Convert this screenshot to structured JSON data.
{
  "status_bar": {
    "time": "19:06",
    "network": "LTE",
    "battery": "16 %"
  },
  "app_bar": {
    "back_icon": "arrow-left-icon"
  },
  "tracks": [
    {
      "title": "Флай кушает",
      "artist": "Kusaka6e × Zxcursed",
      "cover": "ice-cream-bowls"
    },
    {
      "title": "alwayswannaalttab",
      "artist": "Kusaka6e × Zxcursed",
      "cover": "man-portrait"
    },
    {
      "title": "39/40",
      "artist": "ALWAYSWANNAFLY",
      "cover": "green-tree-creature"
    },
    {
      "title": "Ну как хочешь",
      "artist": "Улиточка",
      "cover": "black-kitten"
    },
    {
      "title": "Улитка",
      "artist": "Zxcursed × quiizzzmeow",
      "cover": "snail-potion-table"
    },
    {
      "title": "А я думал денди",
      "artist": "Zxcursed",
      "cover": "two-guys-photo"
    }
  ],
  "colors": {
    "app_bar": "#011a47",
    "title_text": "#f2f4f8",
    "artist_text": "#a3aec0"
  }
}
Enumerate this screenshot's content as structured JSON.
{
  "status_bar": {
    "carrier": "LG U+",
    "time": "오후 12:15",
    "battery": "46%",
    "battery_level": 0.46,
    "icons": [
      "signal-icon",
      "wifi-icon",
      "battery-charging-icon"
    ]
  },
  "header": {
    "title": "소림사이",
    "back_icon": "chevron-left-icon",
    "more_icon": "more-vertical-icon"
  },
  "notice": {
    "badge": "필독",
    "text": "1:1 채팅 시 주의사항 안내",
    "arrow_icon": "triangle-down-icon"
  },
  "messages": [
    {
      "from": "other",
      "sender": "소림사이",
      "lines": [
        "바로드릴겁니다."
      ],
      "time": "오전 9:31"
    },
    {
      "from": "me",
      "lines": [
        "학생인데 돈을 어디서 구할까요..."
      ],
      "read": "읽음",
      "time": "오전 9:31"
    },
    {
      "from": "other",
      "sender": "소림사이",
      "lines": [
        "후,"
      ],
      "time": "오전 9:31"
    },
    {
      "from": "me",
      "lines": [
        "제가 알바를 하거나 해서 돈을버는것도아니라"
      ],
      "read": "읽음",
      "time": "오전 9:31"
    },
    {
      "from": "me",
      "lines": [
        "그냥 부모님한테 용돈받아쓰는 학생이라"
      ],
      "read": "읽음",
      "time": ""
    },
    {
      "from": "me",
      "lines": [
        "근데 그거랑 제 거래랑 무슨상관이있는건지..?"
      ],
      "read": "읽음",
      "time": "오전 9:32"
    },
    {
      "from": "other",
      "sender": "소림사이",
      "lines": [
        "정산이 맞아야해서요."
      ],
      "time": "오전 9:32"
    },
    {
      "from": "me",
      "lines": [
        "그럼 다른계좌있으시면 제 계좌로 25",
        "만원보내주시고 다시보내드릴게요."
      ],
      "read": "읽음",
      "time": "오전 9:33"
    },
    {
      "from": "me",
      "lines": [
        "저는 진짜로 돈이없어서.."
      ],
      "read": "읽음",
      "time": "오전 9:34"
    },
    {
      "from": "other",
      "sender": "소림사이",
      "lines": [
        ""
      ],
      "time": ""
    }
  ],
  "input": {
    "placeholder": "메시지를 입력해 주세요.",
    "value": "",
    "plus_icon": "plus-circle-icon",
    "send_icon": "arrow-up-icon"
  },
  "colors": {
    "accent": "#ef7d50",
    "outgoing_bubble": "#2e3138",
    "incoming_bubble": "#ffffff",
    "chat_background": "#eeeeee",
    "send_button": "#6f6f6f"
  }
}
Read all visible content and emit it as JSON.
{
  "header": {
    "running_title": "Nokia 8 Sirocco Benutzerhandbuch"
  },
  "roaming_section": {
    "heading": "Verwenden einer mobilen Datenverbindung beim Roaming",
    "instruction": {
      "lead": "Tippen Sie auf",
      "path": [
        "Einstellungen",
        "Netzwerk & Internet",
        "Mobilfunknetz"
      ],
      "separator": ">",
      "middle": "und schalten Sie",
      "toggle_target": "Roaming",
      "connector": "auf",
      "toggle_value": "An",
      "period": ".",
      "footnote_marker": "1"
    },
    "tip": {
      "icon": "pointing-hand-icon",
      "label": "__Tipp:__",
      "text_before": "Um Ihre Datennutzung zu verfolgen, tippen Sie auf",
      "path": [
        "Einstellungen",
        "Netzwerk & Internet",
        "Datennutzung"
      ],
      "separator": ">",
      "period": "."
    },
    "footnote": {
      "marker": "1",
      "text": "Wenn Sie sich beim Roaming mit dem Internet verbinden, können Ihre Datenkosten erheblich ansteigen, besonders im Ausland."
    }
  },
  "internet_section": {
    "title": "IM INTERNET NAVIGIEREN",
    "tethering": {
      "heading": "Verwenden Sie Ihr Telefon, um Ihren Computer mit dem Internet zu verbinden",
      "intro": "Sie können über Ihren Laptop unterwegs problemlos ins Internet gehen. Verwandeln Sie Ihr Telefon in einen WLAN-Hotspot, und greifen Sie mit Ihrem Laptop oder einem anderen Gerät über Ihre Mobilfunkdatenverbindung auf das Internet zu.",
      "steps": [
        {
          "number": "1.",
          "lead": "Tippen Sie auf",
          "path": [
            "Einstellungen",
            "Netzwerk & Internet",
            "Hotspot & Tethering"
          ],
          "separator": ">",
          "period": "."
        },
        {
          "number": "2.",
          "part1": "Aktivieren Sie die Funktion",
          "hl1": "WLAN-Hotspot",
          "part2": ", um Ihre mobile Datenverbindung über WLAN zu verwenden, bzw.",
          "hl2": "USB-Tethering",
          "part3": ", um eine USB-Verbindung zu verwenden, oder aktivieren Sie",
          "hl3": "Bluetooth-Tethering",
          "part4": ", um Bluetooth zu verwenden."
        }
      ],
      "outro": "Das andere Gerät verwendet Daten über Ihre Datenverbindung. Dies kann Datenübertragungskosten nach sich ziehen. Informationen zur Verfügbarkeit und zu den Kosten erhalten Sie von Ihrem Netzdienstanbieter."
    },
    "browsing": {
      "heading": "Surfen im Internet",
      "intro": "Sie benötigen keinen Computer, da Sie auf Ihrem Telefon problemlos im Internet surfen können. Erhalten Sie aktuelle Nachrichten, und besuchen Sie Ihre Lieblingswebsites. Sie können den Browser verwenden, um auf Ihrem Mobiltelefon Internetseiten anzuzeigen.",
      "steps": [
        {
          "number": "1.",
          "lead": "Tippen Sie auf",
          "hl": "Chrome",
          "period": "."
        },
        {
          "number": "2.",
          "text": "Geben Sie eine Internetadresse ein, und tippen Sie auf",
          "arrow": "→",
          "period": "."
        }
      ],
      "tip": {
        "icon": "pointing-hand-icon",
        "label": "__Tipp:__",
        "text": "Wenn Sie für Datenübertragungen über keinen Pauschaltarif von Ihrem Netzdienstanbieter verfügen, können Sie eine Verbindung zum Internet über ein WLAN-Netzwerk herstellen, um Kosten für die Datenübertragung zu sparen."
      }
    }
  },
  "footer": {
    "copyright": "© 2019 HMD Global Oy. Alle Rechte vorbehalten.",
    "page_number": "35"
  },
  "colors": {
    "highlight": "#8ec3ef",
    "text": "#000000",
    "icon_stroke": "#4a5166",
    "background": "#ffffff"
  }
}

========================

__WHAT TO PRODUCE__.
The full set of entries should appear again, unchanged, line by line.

__COMPLETED EXERCISE__.
Convert this screenshot to structured JSON data.
{
  "status_bar": {
    "time": "19:06",
    "network": "LTE",
    "battery": "16 %"
  },
  "app_bar": {
    "back_icon": "arrow-left-icon"
  },
  "tracks": [
    {
      "title": "Флай кушает",
      "artist": "Kusaka6e × Zxcursed",
      "cover": "ice-cream-bowls"
    },
    {
      "title": "alwayswannaalttab",
      "artist": "Kusaka6e × Zxcursed",
      "cover": "man-portrait"
    },
    {
      "title": "39/40",
      "artist": "ALWAYSWANNAFLY",
      "cover": "green-tree-creature"
    },
    {
      "title": "Ну как хочешь",
      "artist": "Улиточка",
      "cover": "black-kitten"
    },
    {
      "title": "Улитка",
      "artist": "Zxcursed × quiizzzmeow",
      "cover": "snail-potion-table"
    },
    {
      "title": "А я думал денди",
      "artist": "Zxcursed",
      "cover": "two-guys-photo"
    }
  ],
  "colors": {
    "app_bar": "#011a47",
    "title_text": "#f2f4f8",
    "artist_text": "#a3aec0"
  }
}
Enumerate this screenshot's content as structured JSON.
{
  "status_bar": {
    "carrier": "LG U+",
    "time": "오후 12:15",
    "battery": "46%",
    "battery_level": 0.46,
    "icons": [
      "signal-icon",
      "wifi-icon",
      "battery-charging-icon"
    ]
  },
  "header": {
    "title": "소림사이",
    "back_icon": "chevron-left-icon",
    "more_icon": "more-vertical-icon"
  },
  "notice": {
    "badge": "필독",
    "text": "1:1 채팅 시 주의사항 안내",
    "arrow_icon": "triangle-down-icon"
  },
  "messages": [
    {
      "from": "other",
      "sender": "소림사이",
      "lines": [
        "바로드릴겁니다."
      ],
      "time": "오전 9:31"
    },
    {
      "from": "me",
      "lines": [
        "학생인데 돈을 어디서 구할까요..."
      ],
      "read": "읽음",
      "time": "오전 9:31"
    },
    {
      "from": "other",
      "sender": "소림사이",
      "lines": [
        "후,"
      ],
      "time": "오전 9:31"
    },
    {
      "from": "me",
      "lines": [
        "제가 알바를 하거나 해서 돈을버는것도아니라"
      ],
      "read": "읽음",
      "time": "오전 9:31"
    },
    {
      "from": "me",
      "lines": [
        "그냥 부모님한테 용돈받아쓰는 학생이라"
      ],
      "read": "읽음",
      "time": ""
    },
    {
      "from": "me",
      "lines": [
        "근데 그거랑 제 거래랑 무슨상관이있는건지..?"
      ],
      "read": "읽음",
      "time": "오전 9:32"
    },
    {
      "from": "other",
      "sender": "소림사이",
      "lines": [
        "정산이 맞아야해서요."
      ],
      "time": "오전 9:32"
    },
    {
      "from": "me",
      "lines": [
        "그럼 다른계좌있으시면 제 계좌로 25",
        "만원보내주시고 다시보내드릴게요."
      ],
      "read": "읽음",
      "time": "오전 9:33"
    },
    {
      "from": "me",
      "lines": [
        "저는 진짜로 돈이없어서.."
      ],
      "read": "읽음",
      "time": "오전 9:34"
    },
    {
      "from": "other",
      "sender": "소림사이",
      "lines": [
        ""
      ],
      "time": ""
    }
  ],
  "input": {
    "placeholder": "메시지를 입력해 주세요.",
    "value": "",
    "plus_icon": "plus-circle-icon",
    "send_icon": "arrow-up-icon"
  },
  "colors": {
    "accent": "#ef7d50",
    "outgoing_bubble": "#2e3138",
    "incoming_bubble": "#ffffff",
    "chat_background": "#eeeeee",
    "send_button": "#6f6f6f"
  }
}
Read all visible content and emit it as JSON.
{
  "header": {
    "running_title": "Nokia 8 Sirocco Benutzerhandbuch"
  },
  "roaming_section": {
    "heading": "Verwenden einer mobilen Datenverbindung beim Roaming",
    "instruction": {
      "lead": "Tippen Sie auf",
      "path": [
        "Einstellungen",
        "Netzwerk & Internet",
        "Mobilfunknetz"
      ],
      "separator": ">",
      "middle": "und schalten Sie",
      "toggle_target": "Roaming",
      "connector": "auf",
      "toggle_value": "An",
      "period": ".",
      "footnote_marker": "1"
    },
    "tip": {
      "icon": "pointing-hand-icon",
      "label": "__Tipp:__",
      "text_before": "Um Ihre Datennutzung zu verfolgen, tippen Sie auf",
      "path": [
        "Einstellungen",
        "Netzwerk & Internet",
        "Datennutzung"
      ],
      "separator": ">",
      "period": "."
    },
    "footnote": {
      "marker": "1",
      "text": "Wenn Sie sich beim Roaming mit dem Internet verbinden, können Ihre Datenkosten erheblich ansteigen, besonders im Ausland."
    }
  },
  "internet_section": {
    "title": "IM INTERNET NAVIGIEREN",
    "tethering": {
      "heading": "Verwenden Sie Ihr Telefon, um Ihren Computer mit dem Internet zu verbinden",
      "intro": "Sie können über Ihren Laptop unterwegs problemlos ins Internet gehen. Verwandeln Sie Ihr Telefon in einen WLAN-Hotspot, und greifen Sie mit Ihrem Laptop oder einem anderen Gerät über Ihre Mobilfunkdatenverbindung auf das Internet zu.",
      "steps": [
        {
          "number": "1.",
          "lead": "Tippen Sie auf",
          "path": [
            "Einstellungen",
            "Netzwerk & Internet",
            "Hotspot & Tethering"
          ],
          "separator": ">",
          "period": "."
        },
        {
          "number": "2.",
          "part1": "Aktivieren Sie die Funktion",
          "hl1": "WLAN-Hotspot",
          "part2": ", um Ihre mobile Datenverbindung über WLAN zu verwenden, bzw.",
          "hl2": "USB-Tethering",
          "part3": ", um eine USB-Verbindung zu verwenden, oder aktivieren Sie",
          "hl3": "Bluetooth-Tethering",
          "part4": ", um Bluetooth zu verwenden."
        }
      ],
      "outro": "Das andere Gerät verwendet Daten über Ihre Datenverbindung. Dies kann Datenübertragungskosten nach sich ziehen. Informationen zur Verfügbarkeit und zu den Kosten erhalten Sie von Ihrem Netzdienstanbieter."
    },
    "browsing": {
      "heading": "Surfen im Internet",
      "intro": "Sie benötigen keinen Computer, da Sie auf Ihrem Telefon problemlos im Internet surfen können. Erhalten Sie aktuelle Nachrichten, und besuchen Sie Ihre Lieblingswebsites. Sie können den Browser verwenden, um auf Ihrem Mobiltelefon Internetseiten anzuzeigen.",
      "steps": [
        {
          "number": "1.",
          "lead": "Tippen Sie auf",
          "hl": "Chrome",
          "period": "."
        },
        {
          "number": "2.",
          "text": "Geben Sie eine Internetadresse ein, und tippen Sie auf",
          "arrow": "→",
          "period": "."
        }
      ],
      "tip": {
        "icon": "pointing-hand-icon",
        "label": "__Tipp:__",
        "text": "Wenn Sie für Datenübertragungen über keinen Pauschaltarif von Ihrem Netzdienstanbieter verfügen, können Sie eine Verbindung zum Internet über ein WLAN-Netzwerk herstellen, um Kosten für die Datenübertragung zu sparen."
      }
    }
  },
  "footer": {
    "copyright": "© 2019 HMD Global Oy. Alle Rechte vorbehalten.",
    "page_number": "35"
  },
  "colors": {
    "highlight": "#8ec3ef",
    "text": "#000000",
    "icon_stroke": "#4a5166",
    "background": "#ffffff"
  }
}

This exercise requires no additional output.